Beyond feminism: Engaging men and localizing gender equality in Afghanistan

Kaweh Kerami


Life can be extremely hard in a war-torn, impoverished, underdeveloped country, and it can be far harder for women. I can tell this as a heterosexual, cisgender male born in Afghanistan who spent a significant part of his childhood under such conditions. "The worst country for women" often characterizes my country of birth, and the return of the Islamic fundamentalist Taliban to power may exacerbate the tragedy.


Before delving into gender equality, I feel obliged to acknowledge that my understanding of gender (in)equality stems from a privileged position of being a male coupled with the limited knowledge I have acquired about the subject matter. Neither do I claim to have experienced what women themselves have been going through. Despite this reservation, I believe gender inequality is also a men's issue and, therefore, I reject the exclusive, problematic contextualization of "women's issue." My belief does not stem from any well-meaning sexism, including notions such as 'women deserve men's sympathy' (which is patronizing on its own).


Instead, it stems from the idea that an equal society is beneficial both for men and women. While acknowledging women's historical struggles for gender equality and their achievements, I believe it is time to adopt a deliberative gender equality discourse beyond feminism to bring about change. By that, I emphasize the need for a more localized gender equality trajectory rather than, for example, feminism transfer to non-Western contexts.


'Are you a feminist?'


I recall my conversation with a journalist in Kabul (2019), in which she asked me whether I would call myself a feminist. Despite being a staunch supporter of gender equality, I hesitated to say yes. Neither was I ignorant of the misunderstandings about the popular concept, nor had I anything against fundamentalist feminists.


My caution about the utility of 'feminism' in contexts like Afghanistan had a functional value. I pondered to what extent the adoption of the concept of feminism (often perceived as an external project) in public discourse could effectively promote women's needs, re-evaluate the structure of gender roles and achieve gender equality in the highly challenging context. Women face systemic discrimination and human rights abuses in the war-torn, highly traditional society.


Violence against women is prevalent across the country. Since their return to power (August 15th), the Taliban have banned secondary school girls from pursuing education. This regression is just a blow to women and society's gains in the last two decades.


If the Taliban eventually allow girls' education, a primary concern will be the educational content established by their regime. Given the fundamentalist nature of the Taliban, they will impose a curriculum that reinforces patriarchal mechanisms, perpetuating sexism. Shortly after their return to power, the Taliban said that women's rights would be respected 'within the framework of Islamic law.'


The fetishism of labeling

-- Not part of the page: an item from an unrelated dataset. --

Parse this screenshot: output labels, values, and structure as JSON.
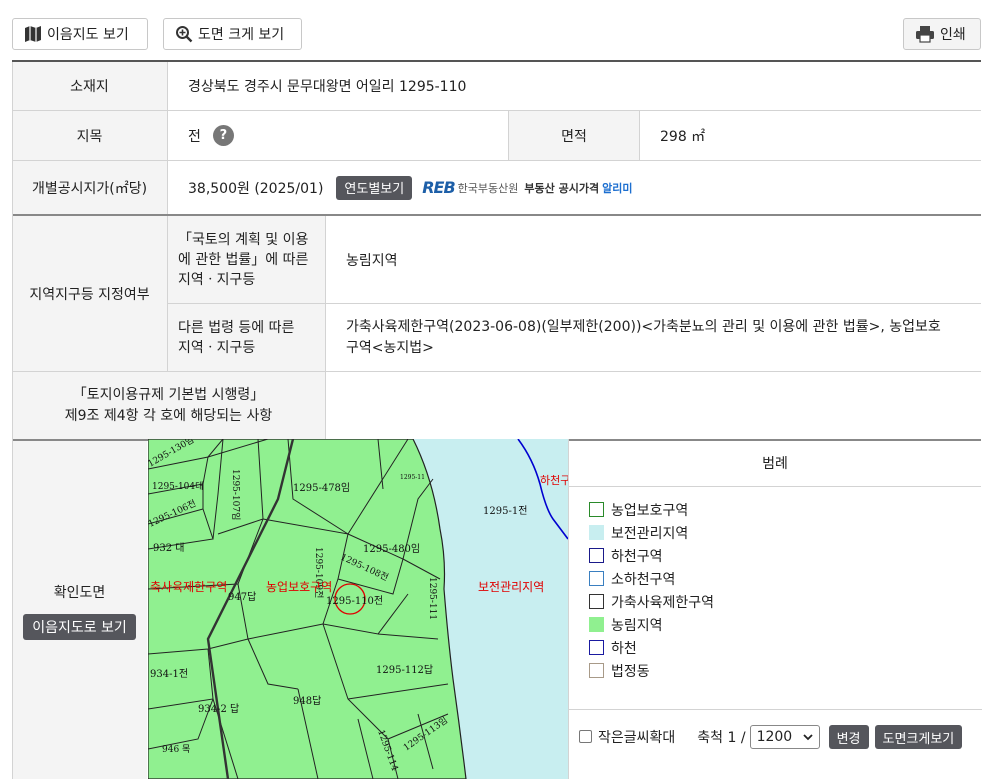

In Afghanistan, women are subsumed under different labels such as 'Muslim women' and 'Afghan women.' Given that language can produce the reality it names, 'Muslim women,' for example, must by necessity be forced to conform to the configurations of meanings associated with the concept of Islam. Despite how the Islamic laws are interpreted (and by who), the fetishism of labeling may obscure the living reality of the women (which is more complex and diverse than admitted).


Afghan feminism is not an alternative either. While feminism equates to women empowerment, the concept might be treated as alien to traditional society's gender norms and as an imperial-colonial project to disarm men of their informal rights/powers, mislead and corrupt "Afghan women," and promote the women's superiority. There is also a valid critique on feminism transfer. Western-style gender norms may not be functional in different socioeconomic and political contexts, especially not in highly challenging contexts like Afghanistan. This matter is what the international community should reflect on and take stock of it.


If external inventions are not wisely crafted, not only do they doom to failure, but they could also be counterproductive. The two-decadelong of the costly US-led efforts (2001-2021) have largely failed, partly due to context insensitive and ignorant interventions (e.g., ignoring social and cultural barriers). Such flawed interventions also disrupt the organic dialog and contestation among various local actors, which is needed to advance gender equality, albeit slow-paced and incremental.


Engaging men is the way forward.


Given the vulnerable position of women in the highly patriarchal society, it seems very difficult, if not impossible, that women alone could be the agents of change. It is where men could play an essential role in promoting gender equality.


For gender equality efforts to succeed, there is a need for a localized, inclusive approach embedded in a broader, supra-national regime. It requires reflecting on the roles that both domestic and external actors can play in effectively promoting women's needs at the local level and possibly facilitating the means for achieving those ends.


Instead of setting out ambitious goals that are often contradictory and short-termed, it is paramount to prioritize gender equality in education (e.g., improving girls' access to education). Doing so may strengthen women's economic independence by getting them into work and then gradually moving towards a (more) equal society.